I visited the region in March and spoke off the record to officers involved in Operation Shirdil then and again last week. They say the new strategy has brought Bajaur and the neighboring district of Mohmand back "under the writ of the government," setting up a "counterwave" of government victories that has prevented "the Taliban marching to the capital." In March, several key Taliban warlords surrendered, disbanding their militias and handing over heavy weapons. And some 200,000 internally displaced people have returned home. "Our mantra for too long was, kill one insurgent and produce a hundred, but keep killing hundreds and they will run out," says one officer. "We finally learned the value of killing none and producing a thousand friendly tribesmen that do the killing for you."
Now the Pakistani military is trying to export the Bajaur experiment to other areas. The Army is moving Bajaur veterans into Swat, for example, to some effect: "We're seeing troops that have tasted success. They know what victory should look like," says a senior military officer.
Haider Ali Hussein Mullick - Where Pakistan is Winning Newsweek 2 May 2009
And what of the Taliban?
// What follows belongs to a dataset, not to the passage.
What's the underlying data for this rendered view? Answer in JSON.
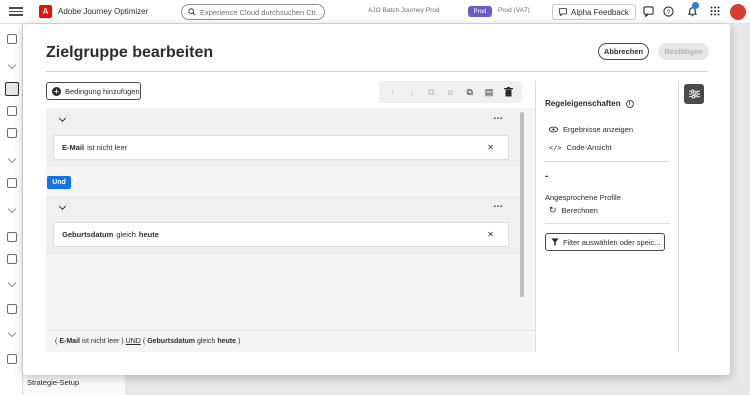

We have heard that they are unlikely to be in the mood for the negotiations which seemed imminent not long ago in Afghanistan, given the perception of 'momentum' going their way recently. According to Dr Kilcullen's Twenty-Eight Articles we may be looking for something different than conventional 'victory' would suggest:
25. Fight the enemy's strategy, not his forces.
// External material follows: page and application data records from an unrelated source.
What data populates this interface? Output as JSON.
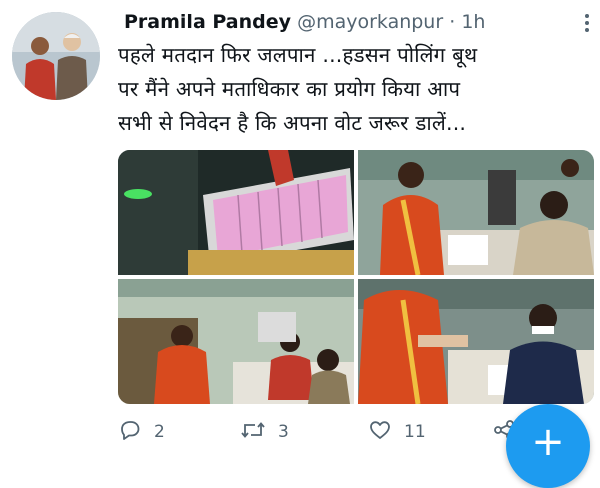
{
  "tweet": {
    "author_name": "Pramila Pandey",
    "handle": "@mayorkanpur",
    "separator": "·",
    "time": "1h",
    "text_lines": [
      "पहले मतदान फिर जलपान ...हडसन पोलिंग बूथ",
      "पर मैंने अपने मताधिकार का प्रयोग किया आप",
      "सभी से निवेदन है कि अपना वोट जरूर डालें..."
    ]
  },
  "actions": {
    "replies": "2",
    "retweets": "3",
    "likes": "11"
  },
  "fab": {
    "label": "+"
  },
  "colors": {
    "accent": "#1d9bf0",
    "text": "#0f1419",
    "muted": "#536471",
    "saree": "#d84a1e",
    "evm_pink": "#e8a6d6"
  },
  "icons": [
    "more-icon",
    "reply-icon",
    "retweet-icon",
    "like-icon",
    "share-icon",
    "plus-icon"
  ]
}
At this stage, if things are proceeding well, the insurgents will go over to the offensive. Yes, the offensive--because you have created an situation so dangerous to the insurgents, by threatening to displace them from the environment, that they have to attack you and the population to get back into the game. Thus it is normal, even in the most successful operations, to have spikes of offensive insurgent activity late in the campaign.
Dr. David Kilcullen, Lieutenant Colonel, Australian Army - Twenty-Eight Articles: Fundamentals of Company-Level Counterinsurgency Iosphere Summer 2006
In light of the counter-intuitive rules of 'complex war' and counterinsurgency the latest pronouncement from the Taliban seems almost welcome:
ISLAMABAD: Angered by Pakistan government's decision to launch an all out war against them, the Taliban has vowed to "eliminate" country's leadership including President Asif Ali Zardari and Prime Minister Yousuf Raza Gilani and their close family members.
"We thought that being a member of a religious family, Gilani will support our demand of implementing Sharia in the Malakand division but instead he has announced an all-out war against us, which has angered our commanders as well as fighters," an unnamed Taliban commander told The News daily.
The militant commander, who spoke to the newspaper by phone, said after Gilani declared during an address to the nation on Thursday that the Taliban would be wiped out from the Swat Valley and adjoining areas, the militants had started planning to "eliminate the top leaders of the ruling alliance, including President, Prime Minister and their close family members and aides".
The commander said Gilani's hometown of Multan and tomb of former premier Benazir Bhutto might also be targeted by the militants.
Taliban vow to 'eliminate' Pakistan's top leadership Times of India 9 May 09
Whatever the outcome this seems to be what we wanted, a determined effort on the part of Pakistan, acknowledging that for better or worse the Pakistani military is the only readily available asset which we should make the most of while the opportunity exists. And while some of the more dire predictions in the domestic media this past week were as unlikely as they were unhelpful, we had better hope for the best and prepare for the worst. Sometimes the first hints of victory are as hard to discern as the seeds of defeat.